> **DATA EXCERPTS**:

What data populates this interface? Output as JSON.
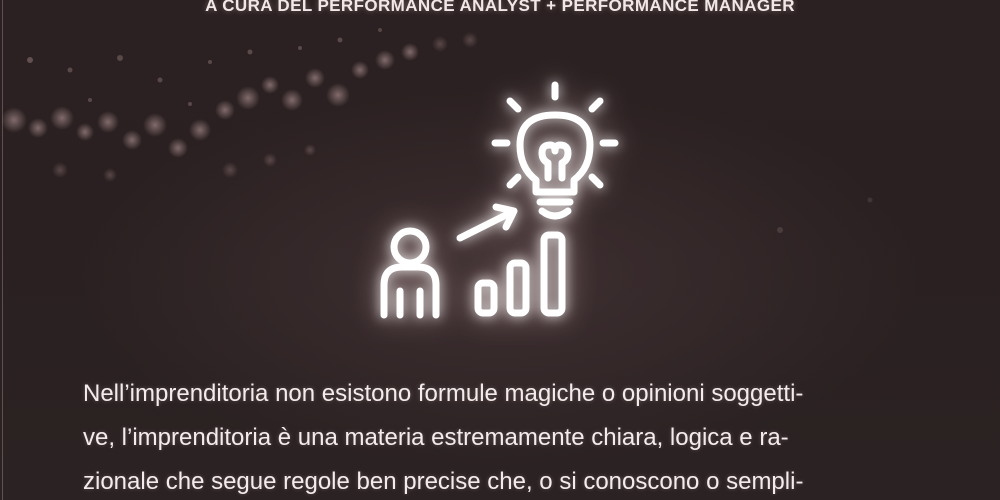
{
  "header": {
    "subtitle": "A CURA DEL PERFORMANCE ANALYST + PERFORMANCE MANAGER"
  },
  "illustration": {
    "icons": [
      "person-icon",
      "arrow-up-right-icon",
      "bar-chart-icon",
      "lightbulb-icon"
    ],
    "color": "#ffffff"
  },
  "body": {
    "lines": [
      "Nell’imprenditoria non esistono formule magiche o opinioni soggetti-",
      "ve, l’imprenditoria è una materia estremamente chiara, logica e ra-",
      "zionale che segue regole ben precise che, o si conoscono o sempli-"
    ]
  },
  "colors": {
    "background": "#2a1f20",
    "text": "#f4ecec"
  }
}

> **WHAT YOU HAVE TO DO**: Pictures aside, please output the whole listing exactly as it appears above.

> **RESPONSE FOR THIS EXERCISE**:
What data populates this interface? Output as JSON.
{
  "header": {
    "subtitle": "A CURA DEL PERFORMANCE ANALYST + PERFORMANCE MANAGER"
  },
  "illustration": {
    "icons": [
      "person-icon",
      "arrow-up-right-icon",
      "bar-chart-icon",
      "lightbulb-icon"
    ],
    "color": "#ffffff"
  },
  "body": {
    "lines": [
      "Nell’imprenditoria non esistono formule magiche o opinioni soggetti-",
      "ve, l’imprenditoria è una materia estremamente chiara, logica e ra-",
      "zionale che segue regole ben precise che, o si conoscono o sempli-"
    ]
  },
  "colors": {
    "background": "#2a1f20",
    "text": "#f4ecec"
  }
}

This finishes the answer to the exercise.